Russian officials bugged a private strategy meeting of LGBT activists recently, and used the recording as part of a public television exposé on the “threat to Russia” posed by the “homosexualists who attempt to infiltrate our country.”

Buzzfeed reports the surveillance audio, gathered in October, was revealed on public television Tuesday.

It was included as part of a broadcast called “Special Correspondent” on Russia’s relation to the LGBT community ahead of the Sochi 2014 Winter Olympic Games, which many activists have called for a boycott over due to anti-gay laws in the country.

The Open Society Foundation, which was founded by financier George Soros, alongside representatives of six Russian LGBT organisations, together with the Human Rights Watch, the Human Rights Campaign, and All Out, were recorded without their knowledge during a meeting at the Holiday Inn in St Petersburg on October 12th and 13th.

The meeting was intended to plan how to respond to Russia’s crackdown on gay rights ahead of the Olympics.

However, as shown in the broadcast footage, Special Correspondent portrayed the recording as “a for-reasons-unclear, closed-to-the-public conference funded by the Soros Foundation [organised because] foreigners were afraid the LGBT-isation of Russia is going too slowly.”

In the featured audio, one voice talked about campaigns that could be organised by Pride House International, which was banned from sponsoring its own space in the Olympic Village due to Russia’s “gay propaganda” legislation, signed into law in June.

Another voice, thought to be Igor Kochetkov of the Russian LGBT network, thanked “all Western organisations and everybody who has supported us and plugged into our campaign over the past year.”

He also added that he was frustrated with Olympic sponsors who remained silent over Russia’s crackdown on its gay community.

He said: “There’s one very large sponsor, an automobile company, that absolutely refuses to talk about homosexuality.

“And they say that even if there will be some support from on top — not even financial help, just moral support — they won’t have anything to do with it because they’re very worried if could negatively impact sales.
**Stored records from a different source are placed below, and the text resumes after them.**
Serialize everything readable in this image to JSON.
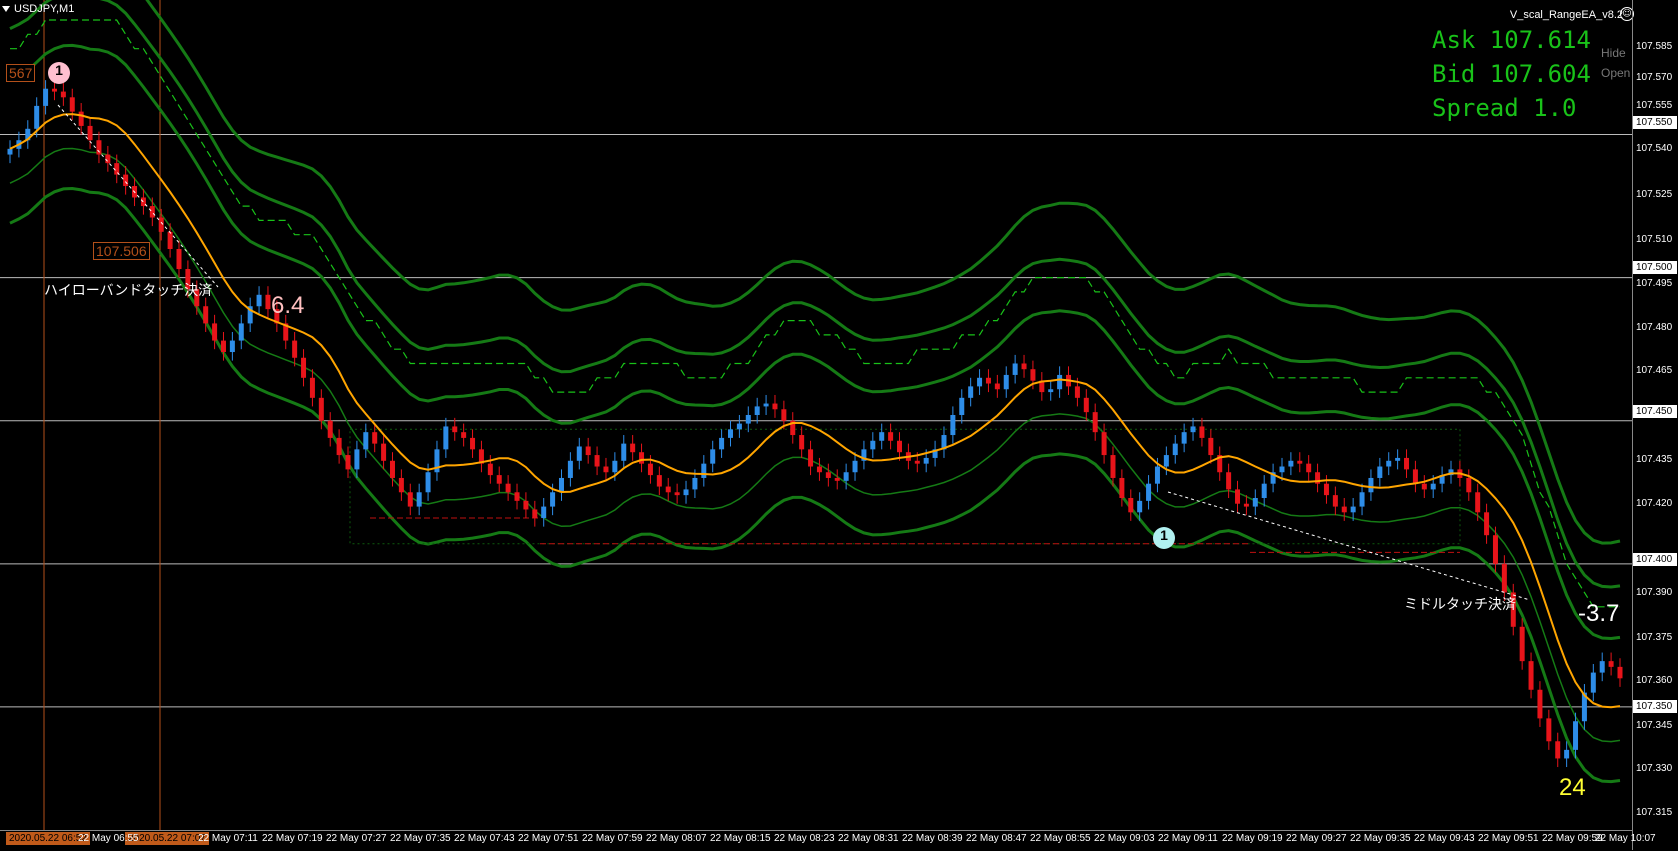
{
  "window": {
    "symbol_tab": "USDJPY,M1",
    "ea_name": "V_scal_RangeEA_v8.2",
    "ea_face": "☺"
  },
  "quotes": {
    "ask": "Ask 107.614",
    "bid": "Bid 107.604",
    "spread": "Spread 1.0",
    "side_tag_1": "Hide",
    "side_tag_2": "Open"
  },
  "price_scale": {
    "labels": [
      "107.585",
      "107.570",
      "107.555",
      "107.540",
      "107.525",
      "107.510",
      "107.495",
      "107.480",
      "107.465",
      "107.435",
      "107.420",
      "107.390",
      "107.375",
      "107.360",
      "107.345",
      "107.330",
      "107.315"
    ],
    "boxes": [
      "107.550",
      "107.500",
      "107.450",
      "107.400",
      "107.350"
    ]
  },
  "time_scale": {
    "highlight_1": "2020.05.22 06:52",
    "highlight_2": "2020.05.22 07:07",
    "labels": [
      "22 May 06:55",
      "22 May 07:11",
      "22 May 07:19",
      "22 May 07:27",
      "22 May 07:35",
      "22 May 07:43",
      "22 May 07:51",
      "22 May 07:59",
      "22 May 08:07",
      "22 May 08:15",
      "22 May 08:23",
      "22 May 08:31",
      "22 May 08:39",
      "22 May 08:47",
      "22 May 08:55",
      "22 May 09:03",
      "22 May 09:11",
      "22 May 09:19",
      "22 May 09:27",
      "22 May 09:35",
      "22 May 09:43",
      "22 May 09:51",
      "22 May 09:59",
      "22 May 10:07"
    ]
  },
  "annotations": {
    "label_567": "567",
    "label_107506": "107.506",
    "close_text_1": "ハイローバンドタッチ決済",
    "close_text_2": "ミドルタッチ決済",
    "profit_1": "6.4",
    "profit_2": "-3.7",
    "count": "24",
    "trade_1": "1",
    "trade_2": "1"
  },
  "colors": {
    "bull": "#2e8de8",
    "bear": "#e8141a",
    "ma": "#ffa500",
    "band": "#157a15",
    "band_dashed": "#19c219",
    "quote_text": "#19c219"
  },
  "chart_data": {
    "type": "candlestick",
    "symbol": "USDJPY",
    "timeframe": "M1",
    "y_range": [
      107.307,
      107.597
    ],
    "horizontal_levels": [
      107.55,
      107.5,
      107.45,
      107.4,
      107.35
    ],
    "close_series": [
      107.545,
      107.548,
      107.552,
      107.56,
      107.566,
      107.565,
      107.563,
      107.558,
      107.553,
      107.548,
      107.543,
      107.54,
      107.536,
      107.532,
      107.528,
      107.525,
      107.521,
      107.516,
      107.51,
      107.503,
      107.496,
      107.49,
      107.484,
      107.478,
      107.474,
      107.478,
      107.484,
      107.49,
      107.494,
      107.489,
      107.484,
      107.478,
      107.472,
      107.465,
      107.458,
      107.45,
      107.444,
      107.438,
      107.433,
      107.44,
      107.446,
      107.442,
      107.436,
      107.43,
      107.425,
      107.42,
      107.425,
      107.432,
      107.44,
      107.448,
      107.446,
      107.444,
      107.44,
      107.435,
      107.431,
      107.428,
      107.425,
      107.422,
      107.419,
      107.416,
      107.42,
      107.425,
      107.43,
      107.436,
      107.441,
      107.438,
      107.434,
      107.432,
      107.436,
      107.442,
      107.439,
      107.435,
      107.431,
      107.427,
      107.425,
      107.424,
      107.426,
      107.43,
      107.435,
      107.44,
      107.444,
      107.447,
      107.449,
      107.452,
      107.455,
      107.456,
      107.454,
      107.45,
      107.445,
      107.44,
      107.434,
      107.432,
      107.43,
      107.429,
      107.432,
      107.436,
      107.44,
      107.443,
      107.446,
      107.443,
      107.439,
      107.436,
      107.435,
      107.437,
      107.44,
      107.445,
      107.452,
      107.458,
      107.462,
      107.465,
      107.463,
      107.461,
      107.466,
      107.47,
      107.468,
      107.464,
      107.46,
      107.461,
      107.466,
      107.462,
      107.458,
      107.453,
      107.446,
      107.438,
      107.43,
      107.423,
      107.418,
      107.422,
      107.428,
      107.434,
      107.438,
      107.442,
      107.446,
      107.448,
      107.444,
      107.438,
      107.432,
      107.426,
      107.421,
      107.42,
      107.423,
      107.428,
      107.432,
      107.434,
      107.436,
      107.435,
      107.432,
      107.428,
      107.424,
      107.42,
      107.418,
      107.42,
      107.425,
      107.43,
      107.434,
      107.436,
      107.437,
      107.433,
      107.428,
      107.426,
      107.428,
      107.431,
      107.433,
      107.43,
      107.425,
      107.418,
      107.41,
      107.4,
      107.39,
      107.378,
      107.366,
      107.356,
      107.346,
      107.338,
      107.332,
      107.335,
      107.345,
      107.355,
      107.362,
      107.366,
      107.364,
      107.36
    ]
  }
}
The same goes for the other sponsors.”

Special Correspondent’s host depicted these words as an example of an “excessively radical, aggressive propaganda” that is dragging Russia into “a war” with the West.

Political analyst Alexei Mukhin, who appeared during the broadcast, agreed and said it would be good if “the traditional part of society and the LGBT community learn to live together.”

He added that the only other possible scenario is “a gay revolution, in which Western society will openly interfere in Russia’s internal affairs.”

The program’s correspondent, Alexander Buzaladze, also warned: “The attack on Russia is already in full-swing.”

He added that “massive LGBT propaganda” could be used to enforce same-sex marriage and other gay rights in the country.

Maxim Anmeghichean, program officer with the Open Society Foundation’s LGBTI Rights Initiative, told Buzzfeed: “The goal of that meeting was to try to connect the Russians to what was happening globally. There was so much to respond to, and there were [just] a couple organizations that are tiny.”

Minky Worden, Director of Global Initiatives at the Human Rights Watch, also said: “Russia should get a gold metal in Olympic spying.”

She added: “At a time when Russia ought to be unfurling the red carpet to the international community, it is instead increasingly operating with a Soviet approach.

“This is blatant targeting of gay activists for Soviet-like surveillance, and then using material selectively to stoke an anti-gay campaign broadcast to millions across Russia.

“It really ought to make the IOC and the Olympic sponsors — plus Olympic athletes and other governments — profoundly nervous because it gives the lie to the so-called ‘assurances’ by the Russian Government and the IOC that the anti-gay law will not be enforced during the Olympic games.”

Thomas Bach, current President of the IOC, said earlier this month he opposed a boycott of any kind against the Sochi Olympics.

The IOC Vice President also assured in August: “We now have a written assurance from the highest authority that there will be no discrimination of any kind.”